▶ **MATERIAL FOR THE TASK**
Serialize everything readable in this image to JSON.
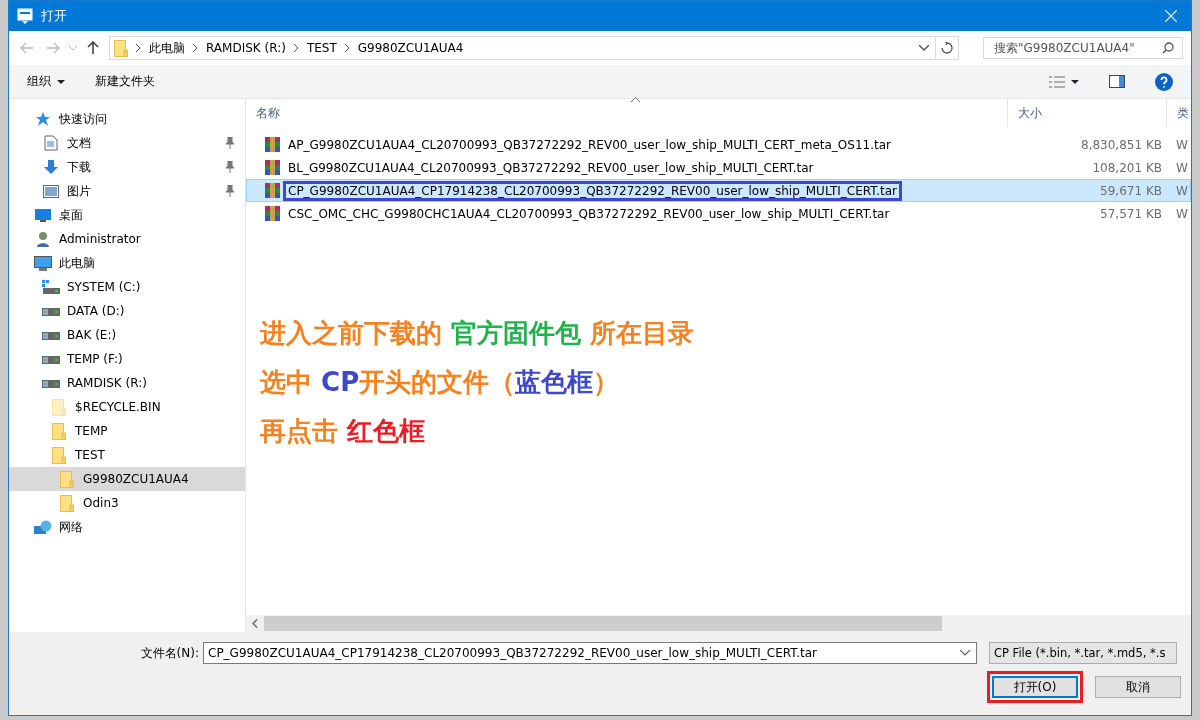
{
  "window": {
    "title": "打开"
  },
  "address": {
    "path": [
      "此电脑",
      "RAMDISK (R:)",
      "TEST",
      "G9980ZCU1AUA4"
    ]
  },
  "search": {
    "placeholder": "搜索\"G9980ZCU1AUA4\""
  },
  "toolbar": {
    "organize": "组织",
    "new_folder": "新建文件夹"
  },
  "sidebar": {
    "items": [
      {
        "label": "快速访问",
        "kind": "star",
        "selected": false,
        "children": [
          {
            "label": "文档",
            "kind": "document",
            "pinned": true,
            "selected": false
          },
          {
            "label": "下载",
            "kind": "download",
            "pinned": true,
            "selected": false
          },
          {
            "label": "图片",
            "kind": "picture",
            "pinned": true,
            "selected": false
          }
        ]
      },
      {
        "label": "桌面",
        "kind": "desktop",
        "selected": false
      },
      {
        "label": "Administrator",
        "kind": "user",
        "selected": false
      },
      {
        "label": "此电脑",
        "kind": "pc",
        "selected": false,
        "children": [
          {
            "label": "SYSTEM (C:)",
            "kind": "system-drive",
            "selected": false
          },
          {
            "label": "DATA (D:)",
            "kind": "drive",
            "selected": false
          },
          {
            "label": "BAK (E:)",
            "kind": "drive",
            "selected": false
          },
          {
            "label": "TEMP (F:)",
            "kind": "drive",
            "selected": false
          },
          {
            "label": "RAMDISK (R:)",
            "kind": "drive",
            "selected": false,
            "children": [
              {
                "label": "$RECYCLE.BIN",
                "kind": "hidden-folder",
                "selected": false
              },
              {
                "label": "TEMP",
                "kind": "folder",
                "selected": false
              },
              {
                "label": "TEST",
                "kind": "folder",
                "selected": false,
                "children": [
                  {
                    "label": "G9980ZCU1AUA4",
                    "kind": "folder",
                    "selected": true
                  },
                  {
                    "label": "Odin3",
                    "kind": "folder",
                    "selected": false
                  }
                ]
              }
            ]
          }
        ]
      },
      {
        "label": "网络",
        "kind": "network",
        "selected": false
      }
    ]
  },
  "table": {
    "columns": [
      "名称",
      "大小",
      "类"
    ],
    "rows": [
      {
        "name": "AP_G9980ZCU1AUA4_CL20700993_QB37272292_REV00_user_low_ship_MULTI_CERT_meta_OS11.tar",
        "size": "8,830,851 KB",
        "column_3": "W",
        "selected": false,
        "outlined": false
      },
      {
        "name": "BL_G9980ZCU1AUA4_CL20700993_QB37272292_REV00_user_low_ship_MULTI_CERT.tar",
        "size": "108,201 KB",
        "column_3": "W",
        "selected": false,
        "outlined": false
      },
      {
        "name": "CP_G9980ZCU1AUA4_CP17914238_CL20700993_QB37272292_REV00_user_low_ship_MULTI_CERT.tar",
        "size": "59,671 KB",
        "column_3": "W",
        "selected": true,
        "outlined": true
      },
      {
        "name": "CSC_OMC_CHC_G9980CHC1AUA4_CL20700993_QB37272292_REV00_user_low_ship_MULTI_CERT.tar",
        "size": "57,571 KB",
        "column_3": "W",
        "selected": false,
        "outlined": false
      }
    ]
  },
  "annotation": {
    "lines": [
      [
        {
          "text": "进入之前下载的 ",
          "color": "#f5821f"
        },
        {
          "text": "官方固件包",
          "color": "#22b24c"
        },
        {
          "text": " 所在目录",
          "color": "#f5821f"
        }
      ],
      [
        {
          "text": "选中 ",
          "color": "#f5821f"
        },
        {
          "text": "CP",
          "color": "#3f48cc"
        },
        {
          "text": "开头的文件（",
          "color": "#f5821f"
        },
        {
          "text": "蓝色框",
          "color": "#3f48cc"
        },
        {
          "text": "）",
          "color": "#f5821f"
        }
      ],
      [
        {
          "text": "再点击 ",
          "color": "#f5821f"
        },
        {
          "text": "红色框",
          "color": "#ed1c24"
        }
      ]
    ]
  },
  "footer": {
    "filename_label": "文件名(N):",
    "filename": "CP_G9980ZCU1AUA4_CP17914238_CL20700993_QB37272292_REV00_user_low_ship_MULTI_CERT.tar",
    "filter": "CP File (*.bin, *.tar, *.md5, *.s",
    "open": {
      "label": "打开(O)",
      "outlined": true
    },
    "cancel": "取消"
  }
}
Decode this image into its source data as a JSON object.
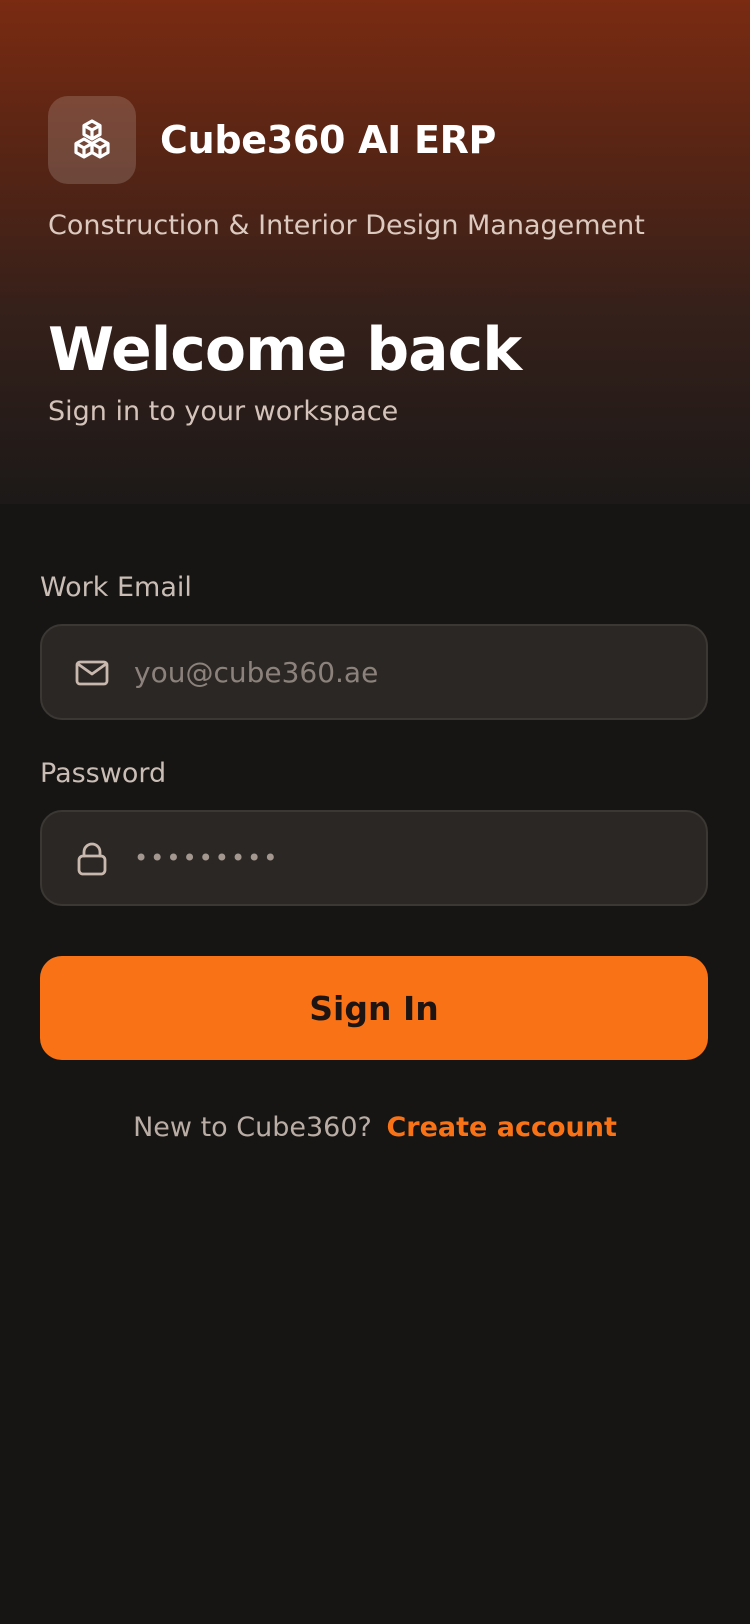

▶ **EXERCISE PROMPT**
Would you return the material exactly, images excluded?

▶ **OUTPUT**
Serialize everything readable in this image to JSON.
{
  "window": {
    "title": "打开"
  },
  "address": {
    "path": [
      "此电脑",
      "RAMDISK (R:)",
      "TEST",
      "G9980ZCU1AUA4"
    ]
  },
  "search": {
    "placeholder": "搜索\"G9980ZCU1AUA4\""
  },
  "toolbar": {
    "organize": "组织",
    "new_folder": "新建文件夹"
  },
  "sidebar": {
    "items": [
      {
        "label": "快速访问",
        "kind": "star",
        "selected": false,
        "children": [
          {
            "label": "文档",
            "kind": "document",
            "pinned": true,
            "selected": false
          },
          {
            "label": "下载",
            "kind": "download",
            "pinned": true,
            "selected": false
          },
          {
            "label": "图片",
            "kind": "picture",
            "pinned": true,
            "selected": false
          }
        ]
      },
      {
        "label": "桌面",
        "kind": "desktop",
        "selected": false
      },
      {
        "label": "Administrator",
        "kind": "user",
        "selected": false
      },
      {
        "label": "此电脑",
        "kind": "pc",
        "selected": false,
        "children": [
          {
            "label": "SYSTEM (C:)",
            "kind": "system-drive",
            "selected": false
          },
          {
            "label": "DATA (D:)",
            "kind": "drive",
            "selected": false
          },
          {
            "label": "BAK (E:)",
            "kind": "drive",
            "selected": false
          },
          {
            "label": "TEMP (F:)",
            "kind": "drive",
            "selected": false
          },
          {
            "label": "RAMDISK (R:)",
            "kind": "drive",
            "selected": false,
            "children": [
              {
                "label": "$RECYCLE.BIN",
                "kind": "hidden-folder",
                "selected": false
              },
              {
                "label": "TEMP",
                "kind": "folder",
                "selected": false
              },
              {
                "label": "TEST",
                "kind": "folder",
                "selected": false,
                "children": [
                  {
                    "label": "G9980ZCU1AUA4",
                    "kind": "folder",
                    "selected": true
                  },
                  {
                    "label": "Odin3",
                    "kind": "folder",
                    "selected": false
                  }
                ]
              }
            ]
          }
        ]
      },
      {
        "label": "网络",
        "kind": "network",
        "selected": false
      }
    ]
  },
  "table": {
    "columns": [
      "名称",
      "大小",
      "类"
    ],
    "rows": [
      {
        "name": "AP_G9980ZCU1AUA4_CL20700993_QB37272292_REV00_user_low_ship_MULTI_CERT_meta_OS11.tar",
        "size": "8,830,851 KB",
        "column_3": "W",
        "selected": false,
        "outlined": false
      },
      {
        "name": "BL_G9980ZCU1AUA4_CL20700993_QB37272292_REV00_user_low_ship_MULTI_CERT.tar",
        "size": "108,201 KB",
        "column_3": "W",
        "selected": false,
        "outlined": false
      },
      {
        "name": "CP_G9980ZCU1AUA4_CP17914238_CL20700993_QB37272292_REV00_user_low_ship_MULTI_CERT.tar",
        "size": "59,671 KB",
        "column_3": "W",
        "selected": true,
        "outlined": true
      },
      {
        "name": "CSC_OMC_CHC_G9980CHC1AUA4_CL20700993_QB37272292_REV00_user_low_ship_MULTI_CERT.tar",
        "size": "57,571 KB",
        "column_3": "W",
        "selected": false,
        "outlined": false
      }
    ]
  },
  "annotation": {
    "lines": [
      [
        {
          "text": "进入之前下载的 ",
          "color": "#f5821f"
        },
        {
          "text": "官方固件包",
          "color": "#22b24c"
        },
        {
          "text": " 所在目录",
          "color": "#f5821f"
        }
      ],
      [
        {
          "text": "选中 ",
          "color": "#f5821f"
        },
        {
          "text": "CP",
          "color": "#3f48cc"
        },
        {
          "text": "开头的文件（",
          "color": "#f5821f"
        },
        {
          "text": "蓝色框",
          "color": "#3f48cc"
        },
        {
          "text": "）",
          "color": "#f5821f"
        }
      ],
      [
        {
          "text": "再点击 ",
          "color": "#f5821f"
        },
        {
          "text": "红色框",
          "color": "#ed1c24"
        }
      ]
    ]
  },
  "footer": {
    "filename_label": "文件名(N):",
    "filename": "CP_G9980ZCU1AUA4_CP17914238_CL20700993_QB37272292_REV00_user_low_ship_MULTI_CERT.tar",
    "filter": "CP File (*.bin, *.tar, *.md5, *.s",
    "open": {
      "label": "打开(O)",
      "outlined": true
    },
    "cancel": "取消"
  }
}
Decode this image into its source data as a JSON object.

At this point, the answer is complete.